The lottery is a form of gambling that gives people the opportunity to win a prize based on random chance. It is a popular pastime for many people around the world, and it can lead to some serious money. Despite this, it is important to remember that lottery winnings should be viewed as a temporary income and not as permanent wealth. In addition to winning the prize, players should also consider the costs of the lottery and whether it is worth the risk.

The idea of making decisions or determining fates by drawing lots has a long history in human society. Among other things, the Old Testament has several examples of this, and ancient Romans used it as part of their Saturnalian feasts. It is also the basis for modern public lotteries, which are a major source of state revenue.

In a typical lottery, a player pays for a ticket and selects a group of numbers. These numbers are then randomly drawn by a machine, and the winner is determined by the number of matching numbers. A variety of prizes are available for the winners, and some of these are quite large. The lottery is a very popular game in the US, and many people spend billions on it each year.

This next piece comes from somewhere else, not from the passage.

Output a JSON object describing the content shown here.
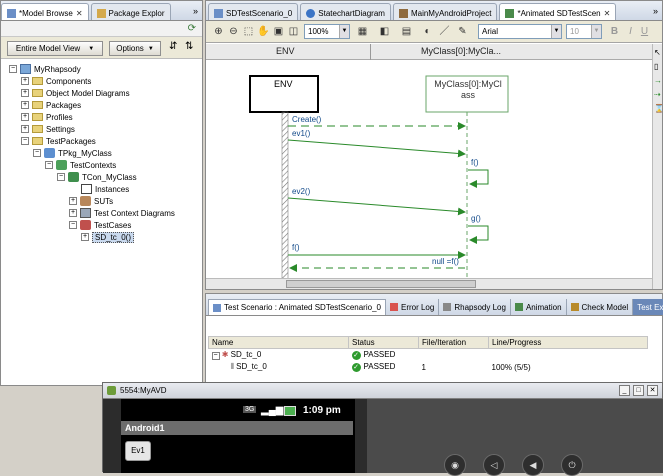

Despite the fact that there are no laws against it, there are still some issues surrounding the lottery. One of these concerns the amount of money that is paid out in jackpots, which can often reach record-breaking amounts. In the past, these massive jackpots fueled growth in lottery sales, but lately the trend has been reversed. The reason for this is that super-sized jackpots don’t provide the same promotional benefit as smaller prizes, and because they are less likely to be won, they don’t generate as much interest in the next drawing.

Another issue involves the promotion of the lottery by states. Typically, they present the lottery as a way for the public to “give back to the state” by purchasing tickets. This argument has become particularly effective during times of economic crisis, when the state’s fiscal condition is strained and voters fear that their taxes are being raised or programs cut. But in the long run, it is not a very persuasive argument.

In order to make the most of your chances, it is best to choose numbers that are rare. This will reduce the chances of other players choosing the same numbers, which will decrease your odds of winning the jackpot. It is also important to avoid picking numbers that start with the same digit or end with the same digit. Moreover, it is essential to avoid patterns and superstitions. By avoiding these misconceptions, you can increase your chances of winning the lottery. In addition, you should learn how combinatorial math and probability theory work together to predict the outcome of a lottery draw. This will help you to devise a strategy that is more successful than others.